160-year-old school on edge of Yorkshire Dales to be partly-demolished to make way for new homes

Plans have been approved for 11 homes at a historic school which was forced to close when pupil numbers dwindled in its final years.

Richard Thornton’s School in Burton-in-Lonsdale, on the edge of the Yorkshire Dales, had a 160-year history before it closed in 2014 and will now be partly demolished to make way for housing after plans were approved by Craven District Council.A decision on the plans was deferred last month after concerns were raised over the site access and village water supply, but councillors say those have now been addressed.

Speaking at a meeting on October 25, councillor Andrew Brown said: “We are getting quite a good balance of development here in a village that needs it.

Sign up to our daily newsletter

The i newsletter cut through the noise

“This is a site that needs developing and it is in a sustainable location. I must admit though I was disappointed with the materials. I hadn’t expected to see render on the site – I think that is out of keeping with the village.”

Richard Thornton’s School in Burton-in-Lonsdale

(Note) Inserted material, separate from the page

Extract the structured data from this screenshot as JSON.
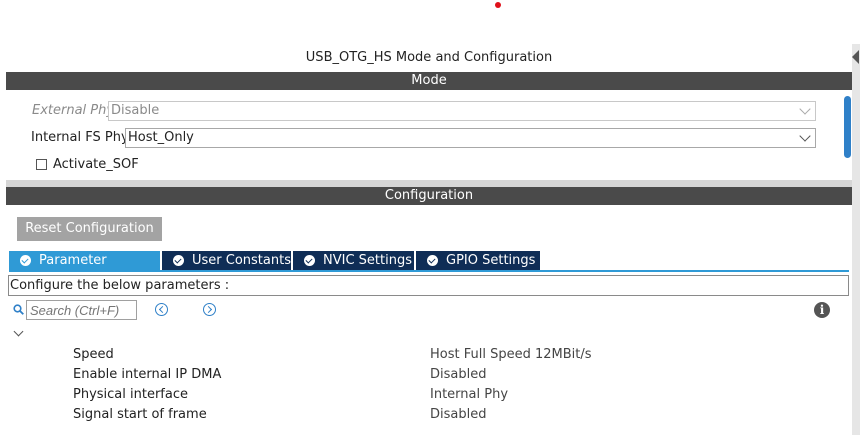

The plans include a mix of two and three bedroom homes, and it was agreed the developers Permahome Ltd would provide a sample of materials to be used before construction can go ahead.

Read More

Read More
Yorkshire property developer fined £32,000 for demolishing 19th-century pub in h...

The concerns over water supply were raised by residents who said the village can suffer with low pressure, especially when holiday homes are occupied.

However, council officers said this would be an issue for Yorkshire Water and not the developers.

Meanwhile, the concerns over the site access stemmed from no one being the legal owner of a single track road which serves the site.

According to documents, the developer had indicated it was willing to enter into a legal agreement for the road to be maintained by a private management company, however, some councillors said the developer should commit to buying the land.

Council planning officer Mark Moore responded: “We are not in a position to demand and insist somebody buys a piece of land. It is not a tenable position or something we can enforce.

“The mechanism that has been suggested is entirely reasonable and achievable. The developer has to demonstrate they have the right of access and the ability to carry out works that are necessary to satisfy the highways authority.”

The school was named after Richard Thornton, a 19th century entrepreneur who donated money for the school to be built in 1853.

When it closed in 2014, there were just 13 pupils, all boys, who were moved to new schools nearby.

This was despite a challenge by governors, parents and staff who had fought for over a year to save the school. However, North Yorkshire County Council decided it was no longer viable.